The proper way to use Spring

The proper way to use Spring mvc or any other newer mvc framework is @Controller public class TypicalParameterizableViewController { @Autowire private UserService userService; @RequestMapping("/viewSomething.htm") protected String handleRequestInternal(@RequestParm("id") String userId, Map model) { User user = userService.findById(userId); .. . ... . ... return "/p/viewname"; thanks surajz

While I agree with the use of

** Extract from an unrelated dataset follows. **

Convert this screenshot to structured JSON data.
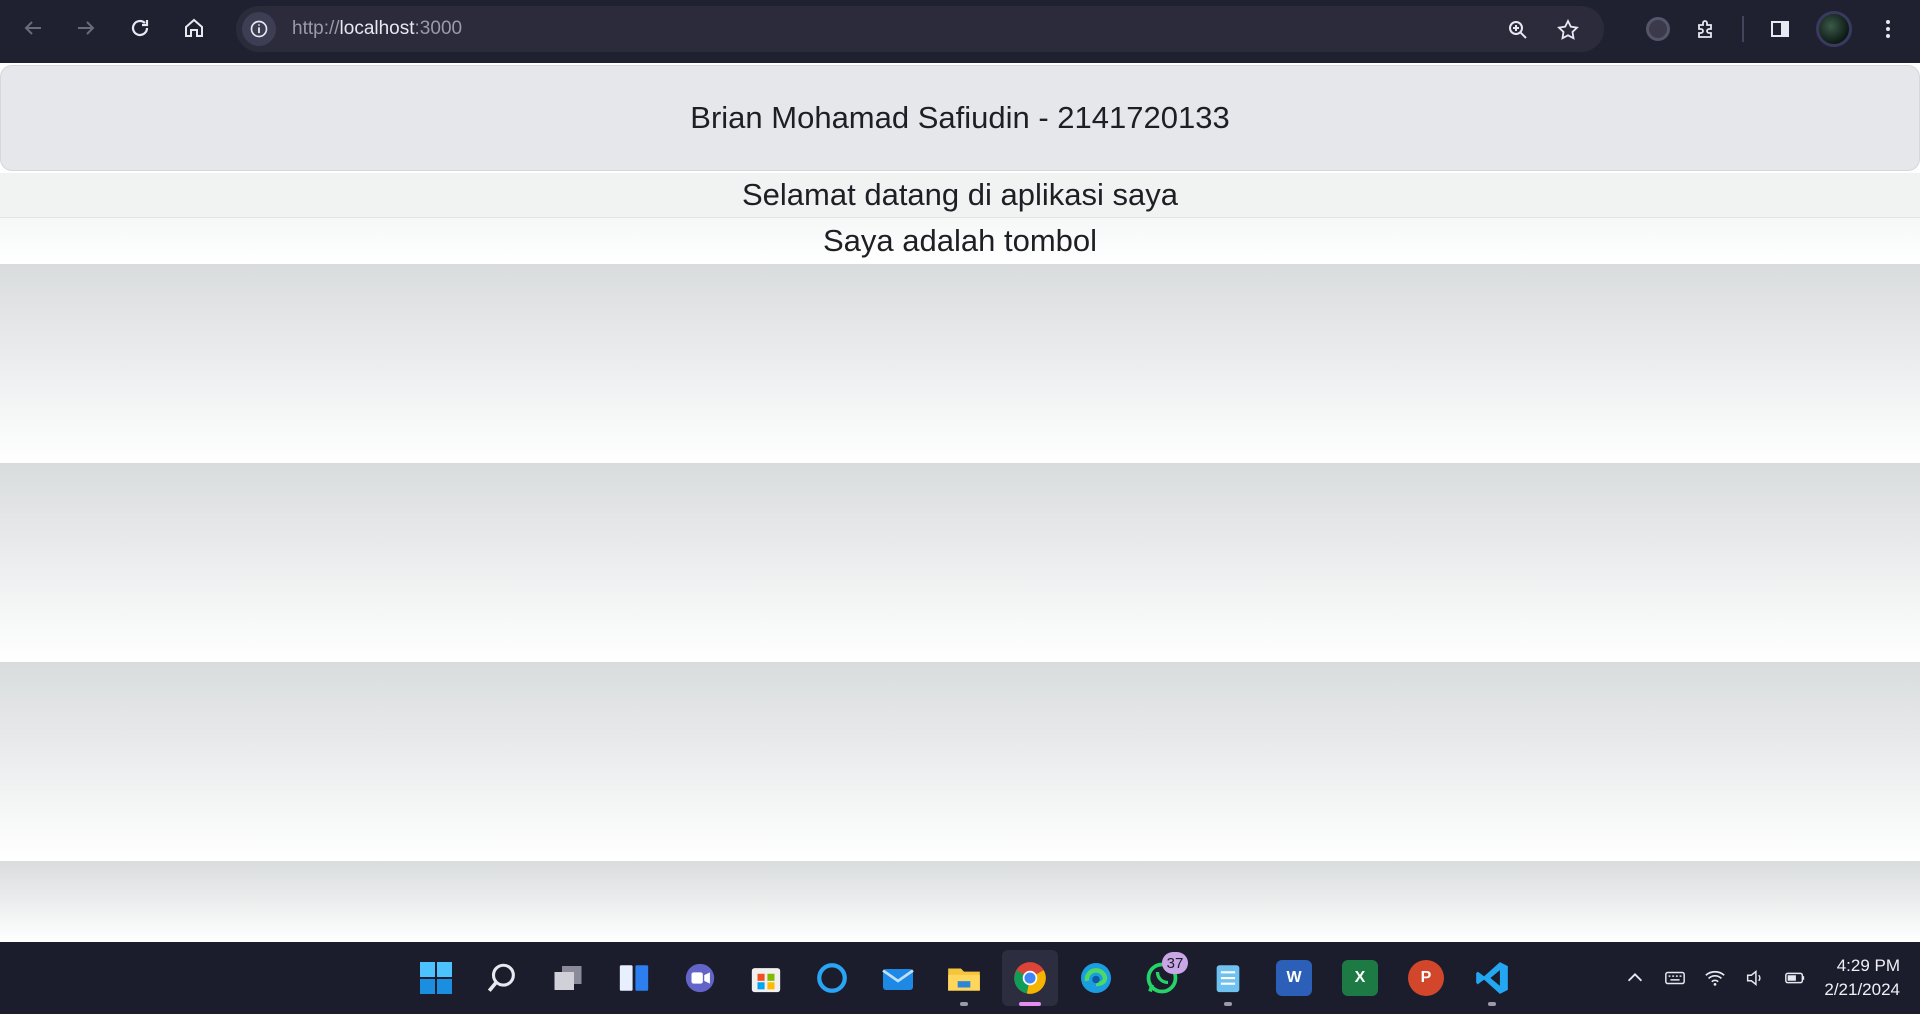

While I agree with the use of delegates to reduce the bloat of controllers and to make it easier change MVCs, I don't like the loosely typed Map as the communication conduit between the Controller and the Delegate. This requires the delegate and coupler to be tightly coupled. If another Controller wanted to use the delegate, that new controller to know what keys are used as inputs, the types of values for those key, which keys are used for output and the values for those keys. An alternative is to have an IDelegateArgument interface that defines a simple get(), pu() paradigm. Then each delegate takes a specific implementation of that interface. The impl has strongly type properties for the variables involved in the communication. It might have a setUser(User).